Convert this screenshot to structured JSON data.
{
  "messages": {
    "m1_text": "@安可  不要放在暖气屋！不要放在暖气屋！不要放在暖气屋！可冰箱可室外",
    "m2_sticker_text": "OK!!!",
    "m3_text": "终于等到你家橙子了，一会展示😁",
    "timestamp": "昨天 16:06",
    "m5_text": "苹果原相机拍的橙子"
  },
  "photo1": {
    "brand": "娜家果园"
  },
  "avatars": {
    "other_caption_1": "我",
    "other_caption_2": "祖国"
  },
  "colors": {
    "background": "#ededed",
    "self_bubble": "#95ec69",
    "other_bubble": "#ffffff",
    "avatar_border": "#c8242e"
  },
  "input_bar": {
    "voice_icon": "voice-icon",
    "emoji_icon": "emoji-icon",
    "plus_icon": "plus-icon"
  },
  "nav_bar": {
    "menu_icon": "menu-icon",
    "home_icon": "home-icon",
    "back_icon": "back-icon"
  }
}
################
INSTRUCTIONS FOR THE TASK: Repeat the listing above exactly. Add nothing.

YOUR SOLUTION:
Convert this screenshot to structured JSON data.
{
  "messages": {
    "m1_text": "@安可  不要放在暖气屋！不要放在暖气屋！不要放在暖气屋！可冰箱可室外",
    "m2_sticker_text": "OK!!!",
    "m3_text": "终于等到你家橙子了，一会展示😁",
    "timestamp": "昨天 16:06",
    "m5_text": "苹果原相机拍的橙子"
  },
  "photo1": {
    "brand": "娜家果园"
  },
  "avatars": {
    "other_caption_1": "我",
    "other_caption_2": "祖国"
  },
  "colors": {
    "background": "#ededed",
    "self_bubble": "#95ec69",
    "other_bubble": "#ffffff",
    "avatar_border": "#c8242e"
  },
  "input_bar": {
    "voice_icon": "voice-icon",
    "emoji_icon": "emoji-icon",
    "plus_icon": "plus-icon"
  },
  "nav_bar": {
    "menu_icon": "menu-icon",
    "home_icon": "home-icon",
    "back_icon": "back-icon"
  }
}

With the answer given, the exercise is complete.